A notorious anti-vaccine group led by Robert F. Kennedy Jr. filed suit in federal court in California today alleging that Facebook’s fact-checking program for false scientific or medical disinformation violates its constitutional rights.
Children’s Health Defense alleges in its lawsuit (PDF) that Facebook, its CEO Mark Zuckerberg, and the organizations Science Feedback, Poynter and PolitiFact acted “together or in concert with federal government agencies” to infringe the rights of the first and fifth amendment by CHD. The lawsuit also alleges that Facebook and the fact-checking organizations colluded to commit wire fraud by “clearing the field” of vaccine ads.
Facebook has “treasonous conflicts with the pharmaceutical industry and its own health authorities,” CHD claimed in a press release. “Facebook is currently censoring Children’s Health Defense’s page aimed at purging factual information about vaccines, 5G and public health agencies.”
“This is a major First Amendment case testing the limits of government authority to openly censor unwelcome criticism of government policies and pharmaceutical and telecom products on private Internet platforms,” Kennedy added in a written statement.
Facebook’s biggest anti-vaxxer
Kennedy, through CHD and an affiliated group called the World Mercury Project, was responsible for more than half of the anti-vaccine ads on Facebook when they were allowed, researchers found last year. That ended in 2019 amid a measles outbreak, when Facebook updated its policies under pressure from the Centers for Disease Control and lawmakers.
Advertisements with false claims about vaccines have been banned, and pages and groups promoting misinformation about vaccines or hoaxes have disapproved of their content in searches and recommendations.

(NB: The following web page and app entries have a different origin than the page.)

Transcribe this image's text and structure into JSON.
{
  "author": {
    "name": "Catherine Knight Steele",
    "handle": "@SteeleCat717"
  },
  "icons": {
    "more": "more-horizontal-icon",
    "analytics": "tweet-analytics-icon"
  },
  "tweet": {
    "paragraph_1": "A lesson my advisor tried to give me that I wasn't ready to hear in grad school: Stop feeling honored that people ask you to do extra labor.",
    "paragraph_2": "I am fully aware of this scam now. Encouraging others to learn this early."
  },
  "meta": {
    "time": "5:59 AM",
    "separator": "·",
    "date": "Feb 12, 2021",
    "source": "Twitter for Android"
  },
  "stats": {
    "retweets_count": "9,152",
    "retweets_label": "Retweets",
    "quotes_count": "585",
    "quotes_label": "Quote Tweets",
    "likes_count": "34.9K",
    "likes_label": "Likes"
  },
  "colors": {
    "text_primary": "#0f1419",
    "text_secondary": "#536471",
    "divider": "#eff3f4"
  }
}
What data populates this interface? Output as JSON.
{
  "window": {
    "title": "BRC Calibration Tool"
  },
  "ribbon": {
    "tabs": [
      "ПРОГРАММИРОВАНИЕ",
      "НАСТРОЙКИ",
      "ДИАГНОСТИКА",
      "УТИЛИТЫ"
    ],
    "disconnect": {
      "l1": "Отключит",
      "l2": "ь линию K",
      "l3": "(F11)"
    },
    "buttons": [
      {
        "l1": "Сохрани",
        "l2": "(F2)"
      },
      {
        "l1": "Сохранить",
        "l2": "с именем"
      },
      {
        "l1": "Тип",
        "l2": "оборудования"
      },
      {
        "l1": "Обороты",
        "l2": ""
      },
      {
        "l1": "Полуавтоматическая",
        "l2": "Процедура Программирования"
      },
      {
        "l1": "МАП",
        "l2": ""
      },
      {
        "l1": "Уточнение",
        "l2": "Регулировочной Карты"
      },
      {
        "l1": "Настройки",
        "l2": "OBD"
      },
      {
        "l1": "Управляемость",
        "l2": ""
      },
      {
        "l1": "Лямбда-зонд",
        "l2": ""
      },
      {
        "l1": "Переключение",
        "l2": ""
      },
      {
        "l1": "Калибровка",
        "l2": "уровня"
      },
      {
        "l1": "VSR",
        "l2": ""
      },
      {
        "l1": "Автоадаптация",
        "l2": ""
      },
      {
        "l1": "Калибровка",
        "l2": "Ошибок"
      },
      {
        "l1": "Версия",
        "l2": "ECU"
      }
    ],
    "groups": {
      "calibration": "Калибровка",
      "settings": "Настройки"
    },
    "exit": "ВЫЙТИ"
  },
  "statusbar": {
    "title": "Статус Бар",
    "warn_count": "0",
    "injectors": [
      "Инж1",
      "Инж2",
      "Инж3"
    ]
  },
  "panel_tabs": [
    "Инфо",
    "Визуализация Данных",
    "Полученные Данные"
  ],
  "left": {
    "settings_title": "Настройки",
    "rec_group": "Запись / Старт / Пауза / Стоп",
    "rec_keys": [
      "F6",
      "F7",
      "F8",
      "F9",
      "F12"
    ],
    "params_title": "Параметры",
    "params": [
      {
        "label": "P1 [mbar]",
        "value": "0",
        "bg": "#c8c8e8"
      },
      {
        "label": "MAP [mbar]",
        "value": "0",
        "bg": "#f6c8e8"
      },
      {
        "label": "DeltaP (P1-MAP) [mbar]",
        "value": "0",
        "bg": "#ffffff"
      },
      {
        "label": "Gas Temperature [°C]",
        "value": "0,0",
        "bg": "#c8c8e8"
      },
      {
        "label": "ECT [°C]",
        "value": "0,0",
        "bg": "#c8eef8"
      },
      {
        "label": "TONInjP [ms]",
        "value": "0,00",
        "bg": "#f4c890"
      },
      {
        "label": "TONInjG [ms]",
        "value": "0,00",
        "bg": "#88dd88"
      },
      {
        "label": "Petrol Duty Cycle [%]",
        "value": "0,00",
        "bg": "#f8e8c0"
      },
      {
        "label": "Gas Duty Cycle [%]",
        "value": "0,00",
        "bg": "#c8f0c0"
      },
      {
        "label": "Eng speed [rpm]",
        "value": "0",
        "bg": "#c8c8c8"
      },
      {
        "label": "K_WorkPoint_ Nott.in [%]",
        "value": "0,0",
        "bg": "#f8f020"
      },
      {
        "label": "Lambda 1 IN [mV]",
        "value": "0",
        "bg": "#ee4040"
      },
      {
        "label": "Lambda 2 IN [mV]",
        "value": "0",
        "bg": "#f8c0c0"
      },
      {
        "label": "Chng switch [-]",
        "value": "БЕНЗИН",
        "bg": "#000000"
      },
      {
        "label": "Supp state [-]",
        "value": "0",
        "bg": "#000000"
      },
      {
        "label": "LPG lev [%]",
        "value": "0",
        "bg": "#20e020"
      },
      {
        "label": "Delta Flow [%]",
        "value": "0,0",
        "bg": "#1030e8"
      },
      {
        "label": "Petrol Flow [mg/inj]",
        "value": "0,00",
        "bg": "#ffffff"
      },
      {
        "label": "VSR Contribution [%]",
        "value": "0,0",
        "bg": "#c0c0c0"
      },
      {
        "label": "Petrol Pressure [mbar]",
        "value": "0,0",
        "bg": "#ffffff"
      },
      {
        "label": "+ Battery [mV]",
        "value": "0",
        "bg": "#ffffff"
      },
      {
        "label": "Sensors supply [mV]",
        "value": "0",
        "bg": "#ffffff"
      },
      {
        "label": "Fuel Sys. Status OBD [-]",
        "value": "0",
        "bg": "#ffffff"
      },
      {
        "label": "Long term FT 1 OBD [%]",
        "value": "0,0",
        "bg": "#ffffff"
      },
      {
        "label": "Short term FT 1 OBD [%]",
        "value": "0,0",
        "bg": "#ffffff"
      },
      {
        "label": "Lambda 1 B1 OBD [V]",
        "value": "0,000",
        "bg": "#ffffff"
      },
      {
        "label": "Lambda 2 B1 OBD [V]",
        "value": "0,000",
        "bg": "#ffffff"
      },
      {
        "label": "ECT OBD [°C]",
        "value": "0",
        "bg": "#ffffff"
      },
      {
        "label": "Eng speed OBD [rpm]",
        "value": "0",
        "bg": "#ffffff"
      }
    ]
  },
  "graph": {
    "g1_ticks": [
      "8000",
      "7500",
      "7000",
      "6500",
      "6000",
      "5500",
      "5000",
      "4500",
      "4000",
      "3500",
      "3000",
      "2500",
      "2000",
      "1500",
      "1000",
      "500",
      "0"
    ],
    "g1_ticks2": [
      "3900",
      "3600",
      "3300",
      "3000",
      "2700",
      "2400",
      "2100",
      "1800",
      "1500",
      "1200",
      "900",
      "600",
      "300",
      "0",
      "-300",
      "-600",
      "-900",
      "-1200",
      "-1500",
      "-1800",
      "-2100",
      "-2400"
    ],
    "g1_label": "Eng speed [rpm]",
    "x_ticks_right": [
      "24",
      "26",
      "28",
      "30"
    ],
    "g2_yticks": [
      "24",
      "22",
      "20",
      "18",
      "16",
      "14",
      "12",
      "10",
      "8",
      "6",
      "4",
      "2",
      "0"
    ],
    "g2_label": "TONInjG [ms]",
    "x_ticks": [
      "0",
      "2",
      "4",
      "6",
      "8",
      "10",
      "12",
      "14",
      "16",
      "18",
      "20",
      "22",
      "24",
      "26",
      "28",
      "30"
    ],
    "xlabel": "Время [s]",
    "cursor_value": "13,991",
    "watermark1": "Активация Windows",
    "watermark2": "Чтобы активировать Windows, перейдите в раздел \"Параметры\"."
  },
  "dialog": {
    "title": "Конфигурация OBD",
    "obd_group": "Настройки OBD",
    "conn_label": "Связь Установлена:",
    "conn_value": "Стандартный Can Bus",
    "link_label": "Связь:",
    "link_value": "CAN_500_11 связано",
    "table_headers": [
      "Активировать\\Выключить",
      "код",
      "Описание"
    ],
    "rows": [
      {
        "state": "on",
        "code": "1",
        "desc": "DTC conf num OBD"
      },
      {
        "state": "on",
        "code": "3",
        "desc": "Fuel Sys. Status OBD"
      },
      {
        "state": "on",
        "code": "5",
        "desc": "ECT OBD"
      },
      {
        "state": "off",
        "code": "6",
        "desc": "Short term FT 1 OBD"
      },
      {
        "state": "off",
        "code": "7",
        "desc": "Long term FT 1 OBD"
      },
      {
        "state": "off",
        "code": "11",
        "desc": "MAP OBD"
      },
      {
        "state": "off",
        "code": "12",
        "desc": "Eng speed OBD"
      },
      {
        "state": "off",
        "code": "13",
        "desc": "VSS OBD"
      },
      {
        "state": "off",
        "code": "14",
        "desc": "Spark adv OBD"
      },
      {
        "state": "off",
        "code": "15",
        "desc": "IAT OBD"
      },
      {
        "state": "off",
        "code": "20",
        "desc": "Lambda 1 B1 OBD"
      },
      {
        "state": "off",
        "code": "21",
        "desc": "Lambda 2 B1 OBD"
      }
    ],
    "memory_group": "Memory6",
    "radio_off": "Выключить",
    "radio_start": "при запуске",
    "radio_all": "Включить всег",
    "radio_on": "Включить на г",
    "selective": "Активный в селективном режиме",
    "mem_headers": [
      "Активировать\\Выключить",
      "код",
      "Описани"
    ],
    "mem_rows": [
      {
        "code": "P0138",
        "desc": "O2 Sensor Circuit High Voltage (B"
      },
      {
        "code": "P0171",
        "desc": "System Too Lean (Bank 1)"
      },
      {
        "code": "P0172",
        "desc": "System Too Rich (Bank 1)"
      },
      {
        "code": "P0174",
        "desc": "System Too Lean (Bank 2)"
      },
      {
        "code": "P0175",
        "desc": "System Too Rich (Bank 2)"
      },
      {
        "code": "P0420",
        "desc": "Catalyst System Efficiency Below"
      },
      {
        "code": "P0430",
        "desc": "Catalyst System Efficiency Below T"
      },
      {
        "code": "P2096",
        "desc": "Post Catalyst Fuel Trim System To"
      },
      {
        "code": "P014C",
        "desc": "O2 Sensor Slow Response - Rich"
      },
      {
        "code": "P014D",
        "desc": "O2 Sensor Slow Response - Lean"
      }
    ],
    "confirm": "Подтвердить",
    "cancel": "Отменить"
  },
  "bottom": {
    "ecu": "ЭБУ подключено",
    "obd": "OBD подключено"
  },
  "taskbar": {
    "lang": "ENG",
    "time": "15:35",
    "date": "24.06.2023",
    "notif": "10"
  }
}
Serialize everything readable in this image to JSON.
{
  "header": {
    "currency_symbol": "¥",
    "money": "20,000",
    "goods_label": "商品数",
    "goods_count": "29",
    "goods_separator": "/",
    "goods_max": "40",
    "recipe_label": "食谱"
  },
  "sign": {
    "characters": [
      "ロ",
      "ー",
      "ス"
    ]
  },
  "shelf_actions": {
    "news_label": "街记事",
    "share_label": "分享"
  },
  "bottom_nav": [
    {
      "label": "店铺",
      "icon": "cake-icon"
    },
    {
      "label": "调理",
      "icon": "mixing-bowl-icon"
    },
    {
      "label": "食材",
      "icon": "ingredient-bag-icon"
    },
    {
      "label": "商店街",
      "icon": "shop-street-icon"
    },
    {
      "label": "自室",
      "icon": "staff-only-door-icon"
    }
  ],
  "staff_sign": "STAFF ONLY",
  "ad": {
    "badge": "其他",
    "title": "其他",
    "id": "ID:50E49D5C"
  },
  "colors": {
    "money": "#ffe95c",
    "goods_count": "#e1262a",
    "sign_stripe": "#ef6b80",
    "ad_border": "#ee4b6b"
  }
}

Vaccine posts may also be subject to Facebook’s fact-checking process, and a link may be included to direct readers to informational sites such as the World Health Organization.
Facebook’s fact-checking actions both violate CHD’s rights and are defamatory, the group claims. The organization’s reputation “depends on the credibility of its science-based research papers,” CHD writes in the lawsuit, “which examine both known and currently unknown public health risks from vaccines and 5G and wireless technology.”
Essentially, the 115-page complaint argues that Facebook’s actions amount to censorship and defamation because CHD doesn’t like its content being referred to as misinformation.
Facebook “integrated WHO and CDC definitions of “vaccine hoax” into the algorithms and machine learning that they used to identify the content of CHD, which is often flagged just for being critical of those same agencies as “biased,” “untrustworthy” and “ outdated,” the suit laments, adding that Facebook and the fact-checkers colluded “to [CHD’s content] ‘False’ when critical of the safety of vaccines or 5G networks, bringing about this censorship through the shams of ‘content moderators’ and ‘independent fact-checkers’.”
Working as intended
These actions “have already injured CHD,” the suit claims, “and will have the effect of further injuries.” [CHD] due to its trading reputation and goodwill and that of [its] authors, diverting traffic from his site and further limiting revenue and donations.”
If Facebook’s actions did indeed decry CHD’s anti-vaccine content and divert attention, as the lawsuit alleges, then the systems are working exactly as intended. But CHD named a strong ally in its lawsuit against those systems: the White House.
In May, President Donald Trump signed an executive order to “prevent online censorship.” That order, while arguably completely unenforceable, calls on regulators to prevent social media companies, including Facebook, from working “to suppress views with which they disagree”.
There is only so much that one can ‘disagree’ with facts; the earth stays round (and the climate changes), whether you believe it or not. Historically, however, Facebook has had a very hard time walking that line and separating “fact” from “opinion” in its fact-checking process, especially when someone with a public shout out “bias.”
For example, in July, reporters found that Facebook categorized climate change denials based on false claims as “opinion” and exempted it from the fact-checking process, though staff agreed it was partially false.
CHD argued in the lawsuit that its anti-vaccine content should also be treated as opinion, as should climate change denial. “By using Facebook’s pre-populated options to mislabel [CHD’s] articles and videos, Science Feedback and Facebook are deliberately telling the public that the plaintiff is presenting false information when they know that the information presented is at best an opinion and not false facts,” CHD claimed.